Lady Windermeres Fan by Oscar Wilde As a Wellmade PlayThe tradition of the well-made play emerged towards the end of the nineteenth century. It was also called piece bien faite meaning ‘Second Empire Drama’. It was supported mainly by the works of Eugene Scribe , of Dumas , of Emile Augier , and of Victorien Sardou. The tradition reached to the top with Sardou’s works in which the techniques of construction invented by Scribe were completely used. Construction and stagecraft are exploited fully rather than the characterization and ideas . In the plot counstruction of the well-made play , an action turns on artificial complications that are easily solved by ingenious solutions . It is the stage of which the salon or the drawing room has double doors at the side entrances. It begins with an exposition setting the scene stating where the characters stand in the scene in detail.The problem in the play is revealed at the heart of it where there can be a sudden change . Eventually, the play ends happily and agreeably.1As a well-known type of play , it predominated the French theatre and later was dominant in the theatre of Europe. The London stage was in many respects like an extension of the Paris theatre and flourished by the play of this type making imitations , adaptations and translations of the French drama .2 Moreover , the well-made drama was replaced in the Romantic plays such as Shelley’s Cenci and Byron’s Manfred .Besides this, it succeeded the extravagant farces, crude melodramas and spectacle plays which were the public entertainment for the people in the middle of the nineteenth century. It was better than the romantic play and the other types as a neatly organized and compact play of situation. The well-mad…
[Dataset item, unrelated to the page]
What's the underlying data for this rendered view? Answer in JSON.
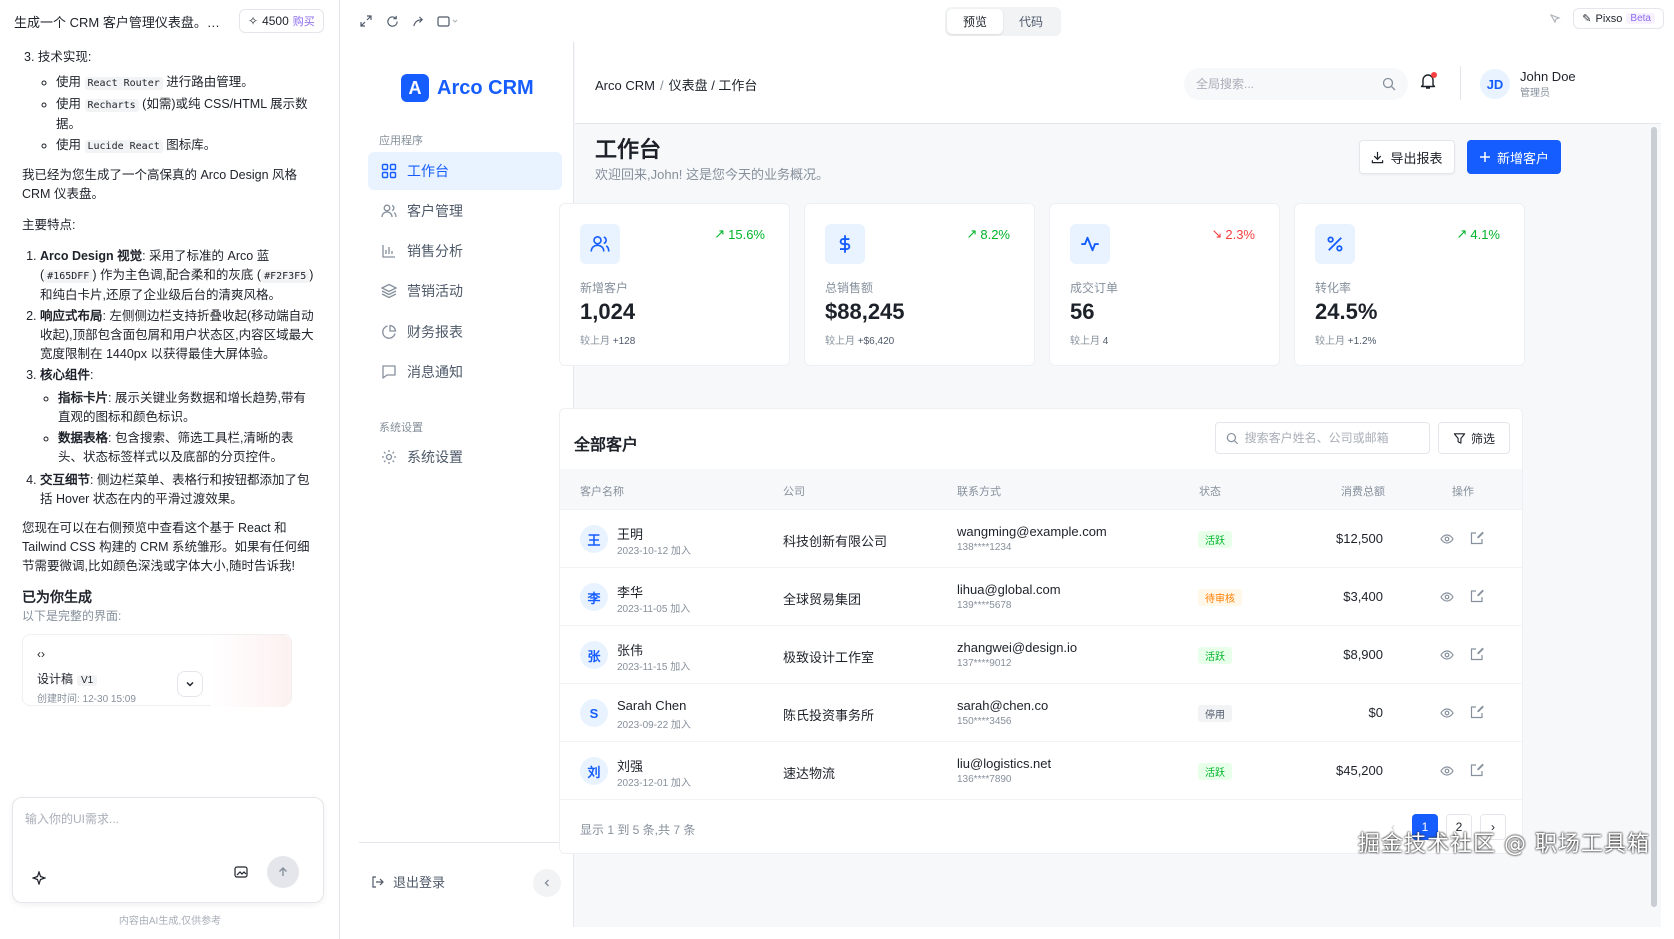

… that:(Taking her husband’s hand) Ah, you’remarrying a very good woman !( Lady Windermere’s Fan,IV. 157)’The Windermeres flourish in a new and harmonious intimacy’1 . Mrs Erlynne bids farewell to her daughter leaving her unaware of her true identity and starts a new life with Lord Augustus planning to go somewhere else to live together. Thus , everything becomes normal as in the beginning of the play ending in an agreeable atmosphere.
Wilde, Oscar (1951) Lady Windermere’s Fan,London:Methuen.
Hopper, Vincent F. (1960) Lady Windermere’s Fan by Oscar
Wilde,Newyork:Barron’s Educational Series.